As you design your experiences, think about relying on a consistent UI paradigm that is both familiar and always available to the user. In our case, the UI framework leverages the URL bar, or address bar, in Edge as a quick one-touch anchor for shopping assistance. The URL bar is where people expect things relevant to the current webpage to show up — and we are extending the same model to surface optimized shopping insights. [Emphasis added]

I want to point out:

  1. I see two different user interfaces: One looks like a Google jumble and the other looks like eBay
  2. I don’t look for shopping information in the url bar. The url bar is where I want to see — wait for it, please — the url
  3. Neither interface benefits from little pictures. I am searching for a specific thing and I want a link to a relevant page, not a jazzed up “report.”

Amazon’s shopping is certainly not perfect, but I don’t have to figure out why the display looks different in different browsers or what’s is available.

MBA alert: Amazon and Google have much more traffic than Bing when it comes to shopping. You can check your traffic data for verification, not look in the url bar for an experience. This reality check will verify that blue is the sadness of shopping data analysis, the accidental weirdness Microsoft result pages present to a human shopper, and the incidental effort varying graphical interfaces display.

Stephen E Arnold, November 23, 2020

Clarity: A Better Name Than Pluton. Pluton?

November 20, 2020

After two years, Clarity has finally made it out of Beta, we learn from “Microsoft Clarity Debuts as Free Analytics Tool with Heat Maps” at Search & Performance Marketing Daily. The free tool uses heat maps to analyze the behavior of visitors to one’s website. Reporter Laurie Sullivan writes:

“Clarity — designed to have a low impact on page-load times and there are no caps on traffic no matter what the number of visitors to the website — helps give marketers a deeper understanding of why at website performs one way and not another. It also provides anonymized heat maps and data that show where site visitors clicked and scrolled, and enables marketers to analyze use behavior on the website exactly as it happened through a job description code. Some of the data includes the name of the browser, and whether they are using a PC, tablet or mobile phone to access the site. Heat maps provide a visual way to examine large numbers of site visitor interactions. Microsoft built two types: click maps and scroll maps. While the heat maps tell marketers which pages get the most clicks, the click maps tell marketers what website page content visitors interact with the most. Areas in the map marked in red have the highest frequency of clicks and are usually centered on focal points.”

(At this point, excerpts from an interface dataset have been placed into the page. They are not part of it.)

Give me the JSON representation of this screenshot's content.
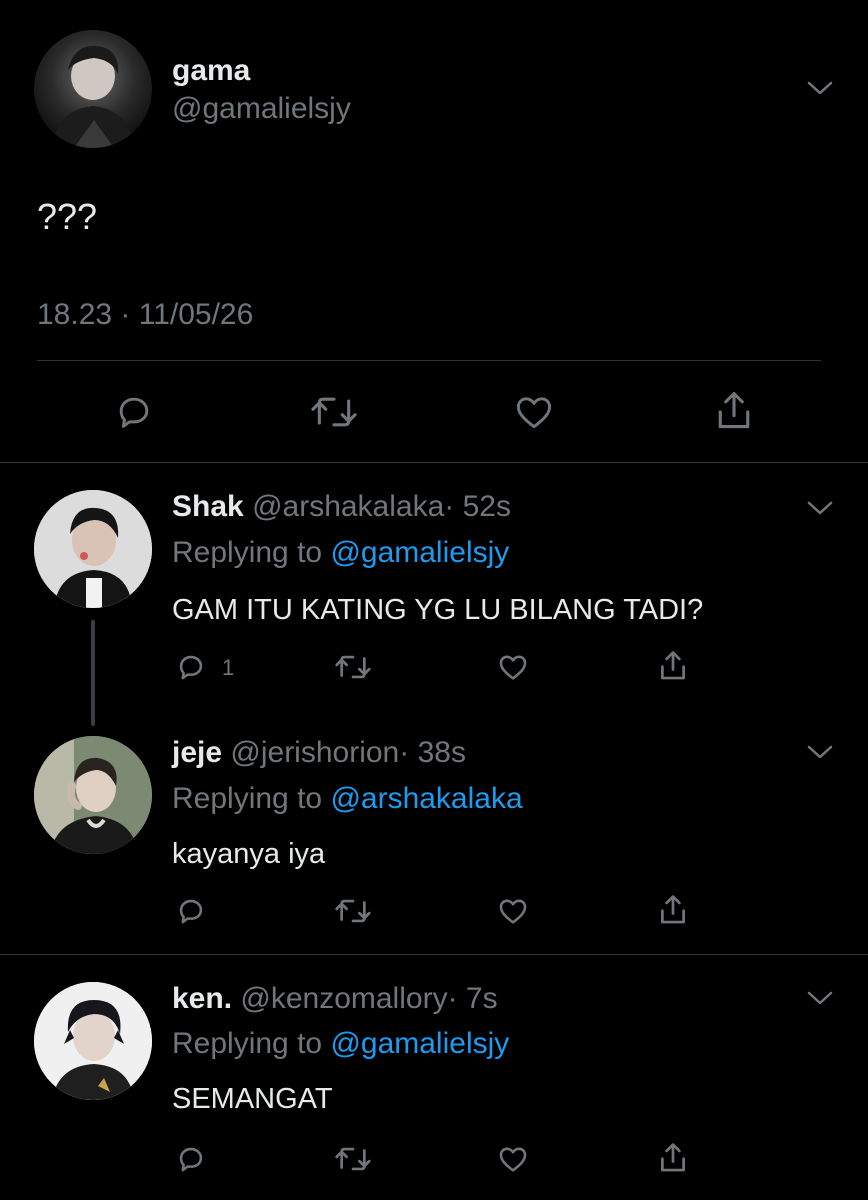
{
  "main_tweet": {
    "display_name": "gama",
    "handle": "@gamalielsjy",
    "text": "???",
    "timestamp": "18.23 · 11/05/26"
  },
  "replies": [
    {
      "display_name": "Shak",
      "handle": "@arshakalaka",
      "age": "· 52s",
      "replying_label": "Replying to",
      "replying_to": "@gamalielsjy",
      "text": "GAM ITU KATING YG LU BILANG TADI?",
      "reply_count": "1"
    },
    {
      "display_name": "jeje",
      "handle": "@jerishorion",
      "age": "· 38s",
      "replying_label": "Replying to",
      "replying_to": "@arshakalaka",
      "text": "kayanya iya",
      "reply_count": ""
    },
    {
      "display_name": "ken.",
      "handle": "@kenzomallory",
      "age": "· 7s",
      "replying_label": "Replying to",
      "replying_to": "@gamalielsjy",
      "text": "SEMANGAT",
      "reply_count": ""
    }
  ],
  "icons": {
    "reply": "reply-icon",
    "retweet": "retweet-icon",
    "like": "heart-icon",
    "share": "share-icon",
    "more": "chevron-down-icon"
  },
  "colors": {
    "background": "#000000",
    "text": "#e7e9ea",
    "muted": "#71767b",
    "link": "#1d9bf0",
    "divider": "#2f3336"
  }
}
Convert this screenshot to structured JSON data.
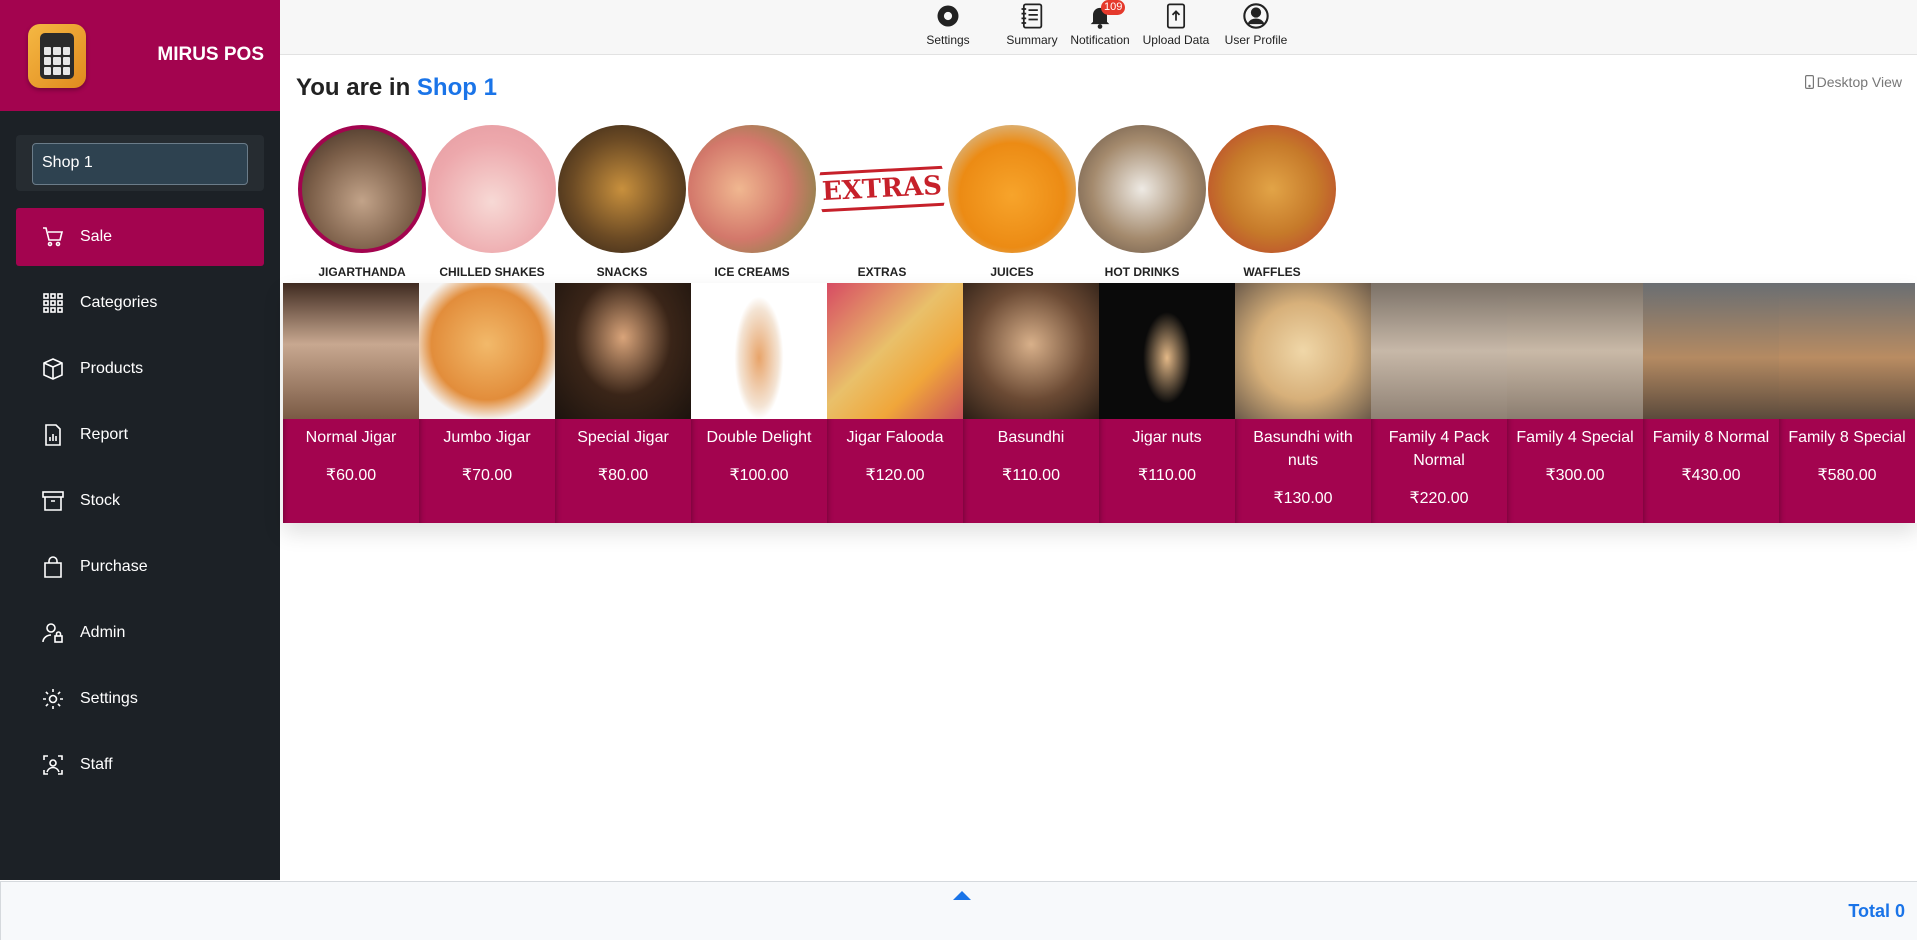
{
  "app": {
    "name": "MIRUS POS"
  },
  "sidebar": {
    "shop_value": "Shop 1",
    "items": [
      {
        "label": "Sale",
        "icon": "cart-icon",
        "active": true
      },
      {
        "label": "Categories",
        "icon": "grid-icon"
      },
      {
        "label": "Products",
        "icon": "box-icon"
      },
      {
        "label": "Report",
        "icon": "report-icon"
      },
      {
        "label": "Stock",
        "icon": "archive-icon"
      },
      {
        "label": "Purchase",
        "icon": "bag-icon"
      },
      {
        "label": "Admin",
        "icon": "admin-icon"
      },
      {
        "label": "Settings",
        "icon": "gear-icon"
      },
      {
        "label": "Staff",
        "icon": "staff-icon"
      }
    ]
  },
  "topbar": {
    "items": [
      {
        "label": "Settings",
        "icon": "gear-icon"
      },
      {
        "label": "Summary",
        "icon": "notebook-icon"
      },
      {
        "label": "Notification",
        "icon": "bell-icon",
        "badge": "109"
      },
      {
        "label": "Upload Data",
        "icon": "upload-icon"
      },
      {
        "label": "User Profile",
        "icon": "user-circle-icon"
      }
    ]
  },
  "heading": {
    "prefix": "You are in",
    "shop": "Shop 1"
  },
  "view_toggle": {
    "label": "Desktop View"
  },
  "categories": [
    {
      "name": "JIGARTHANDA",
      "active": true
    },
    {
      "name": "CHILLED SHAKES"
    },
    {
      "name": "SNACKS"
    },
    {
      "name": "ICE CREAMS"
    },
    {
      "name": "EXTRAS"
    },
    {
      "name": "JUICES"
    },
    {
      "name": "HOT DRINKS"
    },
    {
      "name": "WAFFLES"
    }
  ],
  "products": [
    {
      "name": "Normal Jigar",
      "price": "₹60.00"
    },
    {
      "name": "Jumbo Jigar",
      "price": "₹70.00"
    },
    {
      "name": "Special Jigar",
      "price": "₹80.00"
    },
    {
      "name": "Double Delight",
      "price": "₹100.00"
    },
    {
      "name": "Jigar Falooda",
      "price": "₹120.00"
    },
    {
      "name": "Basundhi",
      "price": "₹110.00"
    },
    {
      "name": "Jigar nuts",
      "price": "₹110.00"
    },
    {
      "name": "Basundhi with nuts",
      "price": "₹130.00"
    },
    {
      "name": "Family 4 Pack Normal",
      "price": "₹220.00"
    },
    {
      "name": "Family 4 Special",
      "price": "₹300.00"
    },
    {
      "name": "Family 8 Normal",
      "price": "₹430.00"
    },
    {
      "name": "Family 8 Special",
      "price": "₹580.00"
    }
  ],
  "footer": {
    "total_label": "Total 0"
  },
  "colors": {
    "brand": "#a3044f",
    "sidebar_bg": "#1c2126",
    "accent_blue": "#1a74e8"
  }
}
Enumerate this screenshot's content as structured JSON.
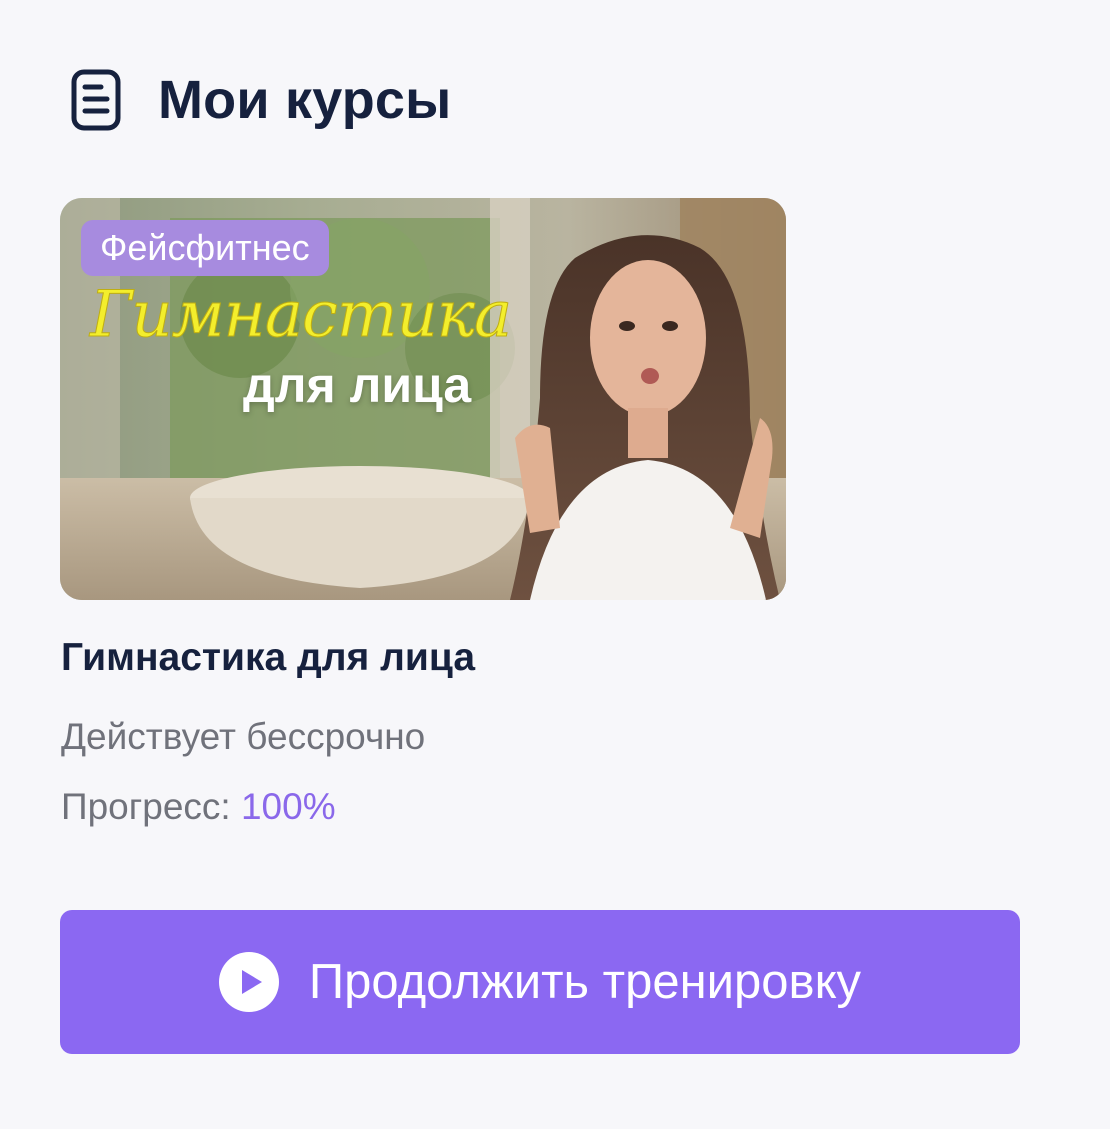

The heat maps let marketers know whether visitors are clicking where they want them to. It also reports certain behaviors—excessive scrolling, dead clicks, and rage clicks. The last term describes users clicking several times on a spot they believe should be a hyperlink but is not—one would want to either fix an intended link or tweak the graphics on those spots. The tool also supplies a dashboard that presents metrics of the overall traffic patterns, time spent on the site, and even concurrent JavaScript errors. Microsoft pledges Clarity complies with the EU’s General Data Protection Regulation.

But Pluton, Microsoft’s mystery processor? Pluton?

Cynthia Murrell, November 20, 2020

Next Page »

  • Archives

  • Recent Posts

  • Meta